*** Opening of MATERIALS PROVIDED ***

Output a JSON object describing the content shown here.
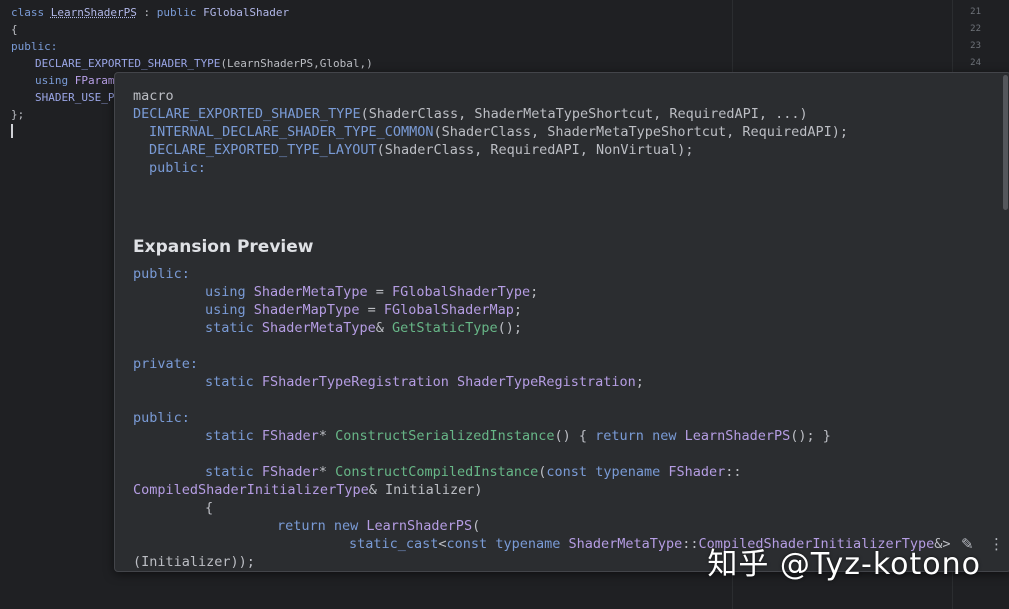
{
  "editor": {
    "line1": {
      "a": "class ",
      "b": "LearnShaderPS",
      "c": " : ",
      "d": "public ",
      "e": "FGlobalShader"
    },
    "line2": "{",
    "line3": "public:",
    "line4": {
      "a": "DECLARE_EXPORTED_SHADER_TYPE",
      "b": "(LearnShaderPS,Global,)"
    },
    "line5": {
      "a": "using ",
      "b": "FParame"
    },
    "line6": "SHADER_USE_PA",
    "line7": "};"
  },
  "gutter": [
    "21",
    "22",
    "23",
    "24"
  ],
  "popup": {
    "kind": "macro",
    "sig_name": "DECLARE_EXPORTED_SHADER_TYPE",
    "sig_args": "(ShaderClass, ShaderMetaTypeShortcut, RequiredAPI, ...)",
    "body1_name": "INTERNAL_DECLARE_SHADER_TYPE_COMMON",
    "body1_args": "(ShaderClass, ShaderMetaTypeShortcut, RequiredAPI);",
    "body2_name": "DECLARE_EXPORTED_TYPE_LAYOUT",
    "body2_args": "(ShaderClass, RequiredAPI, NonVirtual);",
    "body3": "public:",
    "expansion_title": "Expansion Preview",
    "e1": "public:",
    "e2": {
      "a": "using ",
      "b": "ShaderMetaType",
      "c": " = ",
      "d": "FGlobalShaderType",
      ";": ";"
    },
    "e3": {
      "a": "using ",
      "b": "ShaderMapType",
      "c": " = ",
      "d": "FGlobalShaderMap",
      "e": ";"
    },
    "e4": {
      "a": "static ",
      "b": "ShaderMetaType",
      "c": "& ",
      "d": "GetStaticType",
      "e": "();"
    },
    "e5": "private:",
    "e6": {
      "a": "static ",
      "b": "FShaderTypeRegistration",
      "c": " ",
      "d": "ShaderTypeRegistration",
      "e": ";"
    },
    "e7": "public:",
    "e8": {
      "a": "static ",
      "b": "FShader",
      "c": "* ",
      "d": "ConstructSerializedInstance",
      "e": "() { ",
      "f": "return new ",
      "g": "LearnShaderPS",
      "h": "(); }"
    },
    "e9": {
      "a": "static ",
      "b": "FShader",
      "c": "* ",
      "d": "ConstructCompiledInstance",
      "e": "(",
      "f": "const typename ",
      "g": "FShader",
      "h": "::"
    },
    "e10": {
      "a": "CompiledShaderInitializerType",
      "b": "& Initializer)"
    },
    "e11": "{",
    "e12": {
      "a": "return new ",
      "b": "LearnShaderPS",
      "c": "("
    },
    "e13": {
      "a": "static_cast",
      "b": "<",
      "c": "const typename ",
      "d": "ShaderMetaType",
      "e": "::",
      "f": "CompiledShaderInitializerType",
      "g": "&>"
    },
    "e14": "(Initializer));"
  },
  "icons": {
    "edit": "pencil-icon",
    "more": "more-vertical-icon"
  },
  "watermark": "知乎 @Tyz-kotono"
}
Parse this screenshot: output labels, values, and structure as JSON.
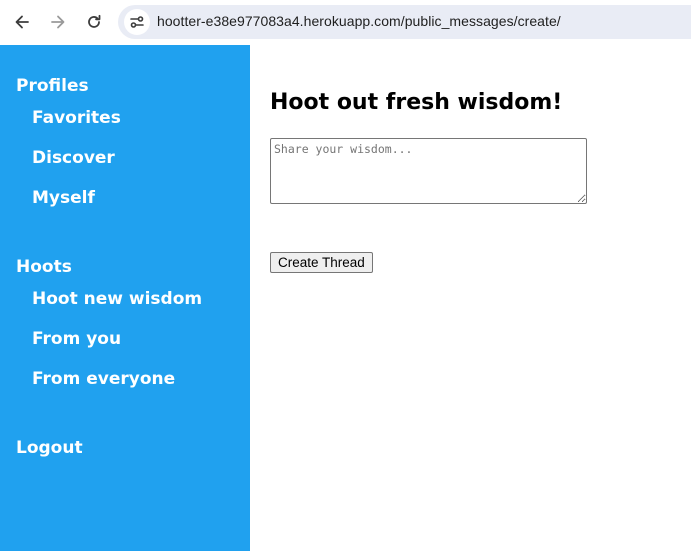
{
  "browser": {
    "url": "hootter-e38e977083a4.herokuapp.com/public_messages/create/",
    "icons": [
      "back-arrow-icon",
      "forward-arrow-icon",
      "reload-icon",
      "site-info-icon"
    ]
  },
  "sidebar": {
    "sections": [
      {
        "heading": "Profiles",
        "items": [
          "Favorites",
          "Discover",
          "Myself"
        ]
      },
      {
        "heading": "Hoots",
        "items": [
          "Hoot new wisdom",
          "From you",
          "From everyone"
        ]
      }
    ],
    "logout": "Logout",
    "color": "#20a1ef"
  },
  "main": {
    "title": "Hoot out fresh wisdom!",
    "input_placeholder": "Share your wisdom...",
    "input_value": "",
    "submit_label": "Create Thread"
  }
}
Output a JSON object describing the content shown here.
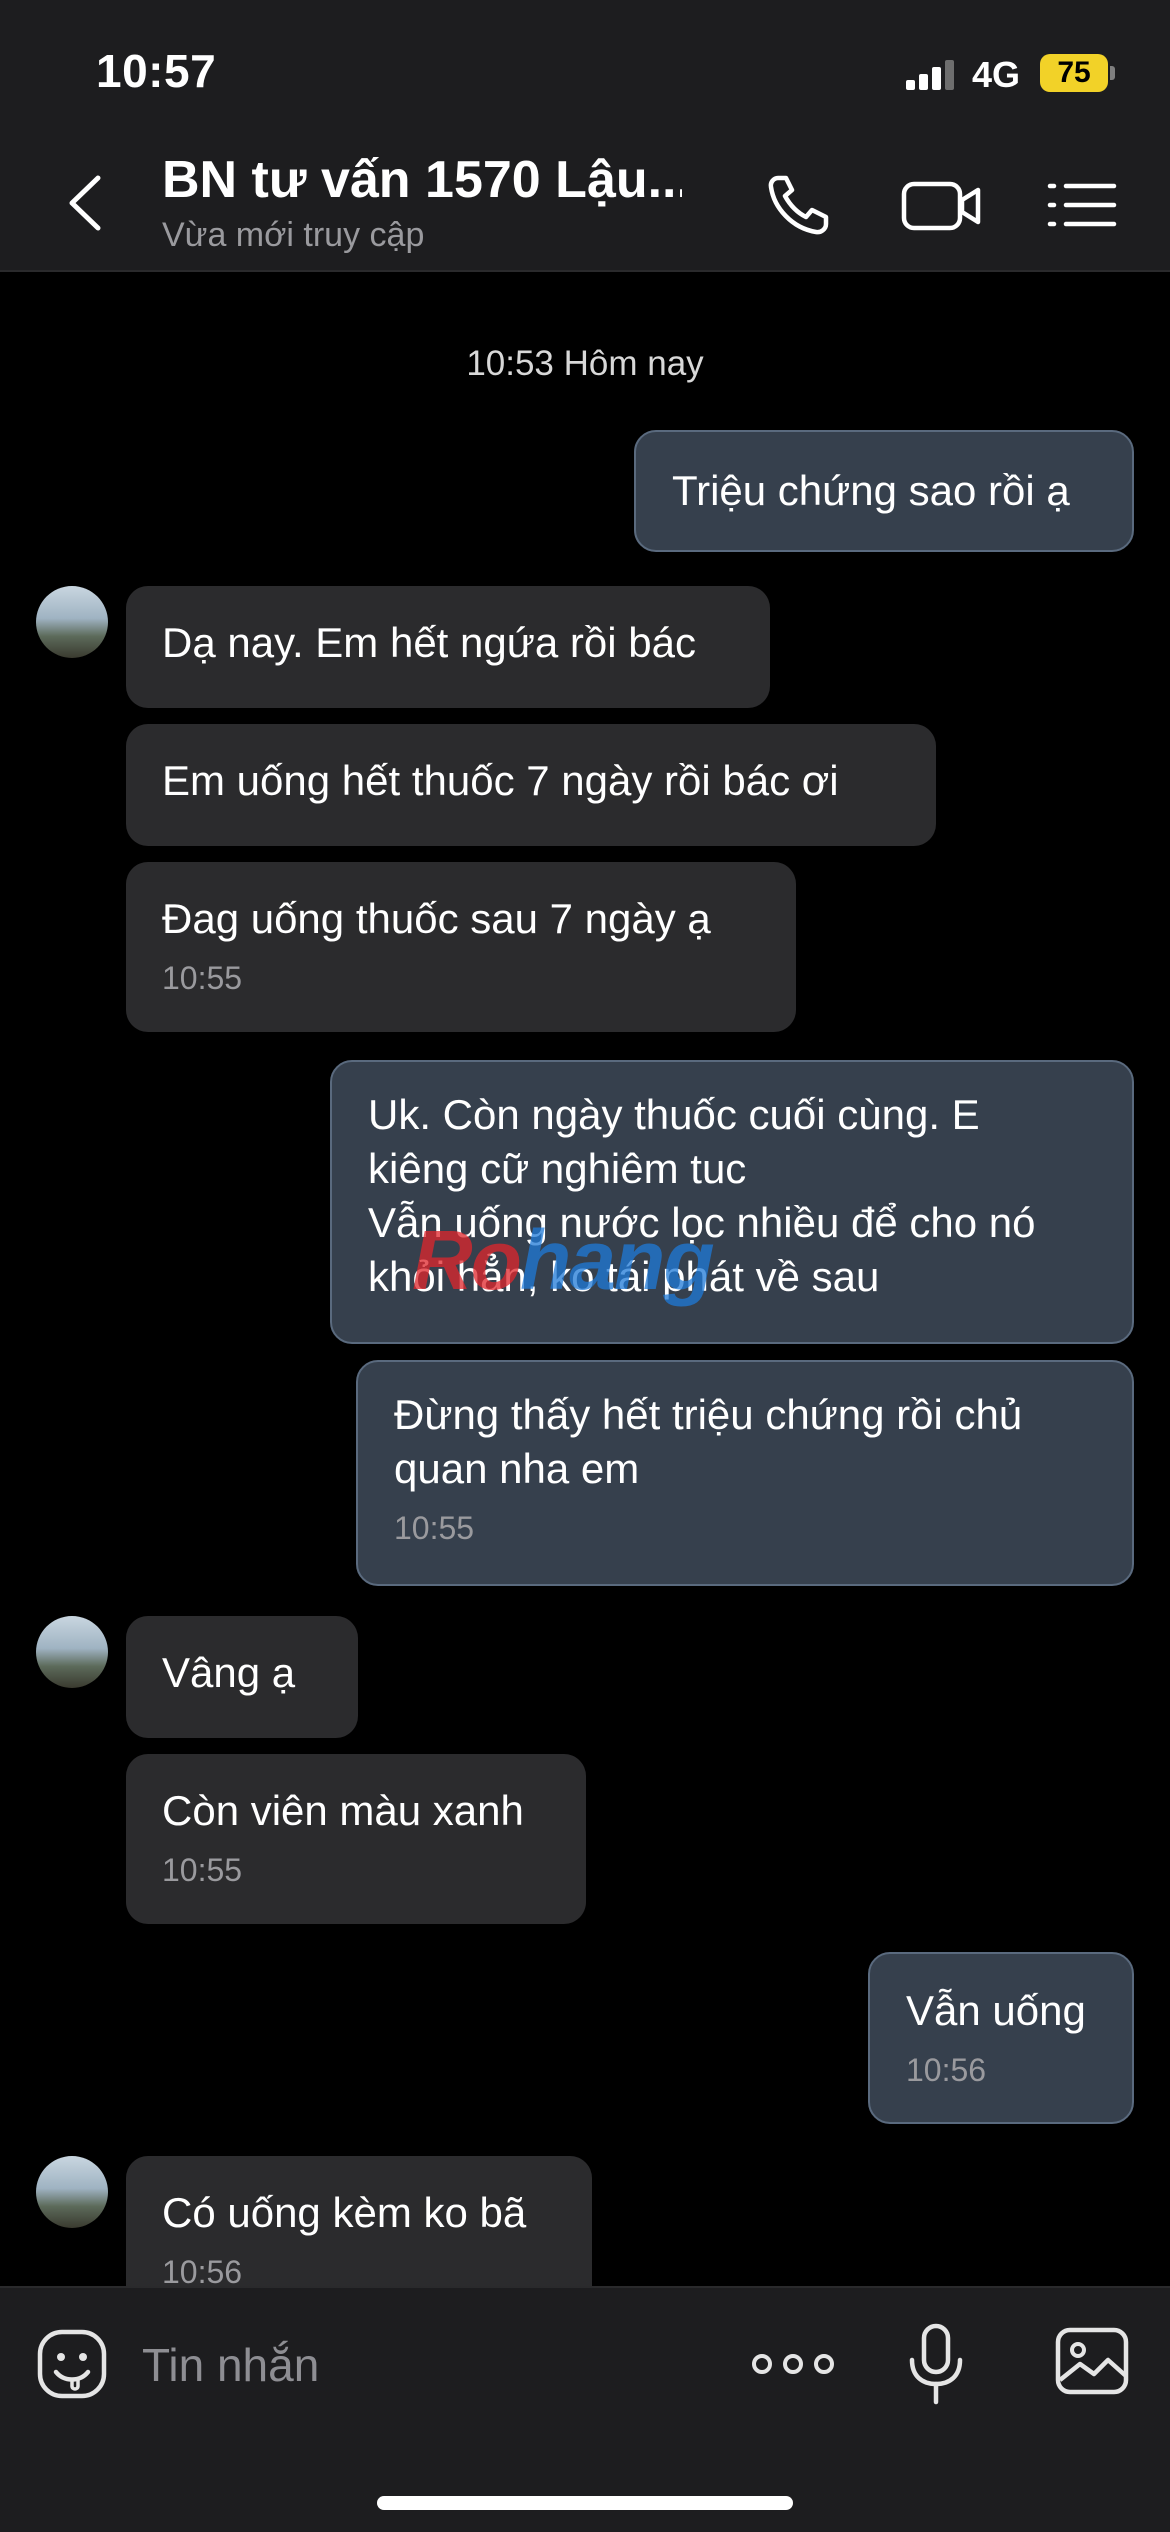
{
  "status_bar": {
    "time": "10:57",
    "network": "4G",
    "battery": "75"
  },
  "header": {
    "title": "BN tư vấn 1570 Lậu...",
    "subtitle": "Vừa mới truy cập"
  },
  "chat": {
    "date_separator": "10:53 Hôm nay",
    "messages": [
      {
        "direction": "out",
        "text": "Triệu chứng sao rồi ạ"
      },
      {
        "direction": "in",
        "text": "Dạ nay. Em hết ngứa rồi bác"
      },
      {
        "direction": "in",
        "text": "Em uống hết thuốc 7 ngày rồi bác ơi"
      },
      {
        "direction": "in",
        "text": "Đag uống thuốc sau 7 ngày ạ",
        "time": "10:55"
      },
      {
        "direction": "out",
        "text": "Uk. Còn ngày thuốc cuối cùng. E\nkiêng cữ nghiêm tuc\nVẫn uống nước lọc nhiều để cho nó\nkhỏi hẳn, ko tái phát về sau"
      },
      {
        "direction": "out",
        "text": "Đừng thấy hết triệu chứng rồi chủ\nquan nha em",
        "time": "10:55"
      },
      {
        "direction": "in",
        "text": "Vâng ạ"
      },
      {
        "direction": "in",
        "text": "Còn viên màu xanh",
        "time": "10:55"
      },
      {
        "direction": "out",
        "text": "Vẫn uống",
        "time": "10:56"
      },
      {
        "direction": "in",
        "text": "Có uống kèm ko bã",
        "time": "10:56"
      }
    ],
    "watermark": {
      "part1": "Ro",
      "part2": "hang"
    }
  },
  "input_bar": {
    "placeholder": "Tin nhắn"
  },
  "colors": {
    "incoming_bubble": "#2b2b2d",
    "outgoing_bubble": "#36404d",
    "battery": "#f2d228",
    "background": "#000000"
  }
}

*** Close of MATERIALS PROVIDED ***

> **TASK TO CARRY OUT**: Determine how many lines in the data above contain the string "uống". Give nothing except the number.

> **EXERCISE ANSWER**: 5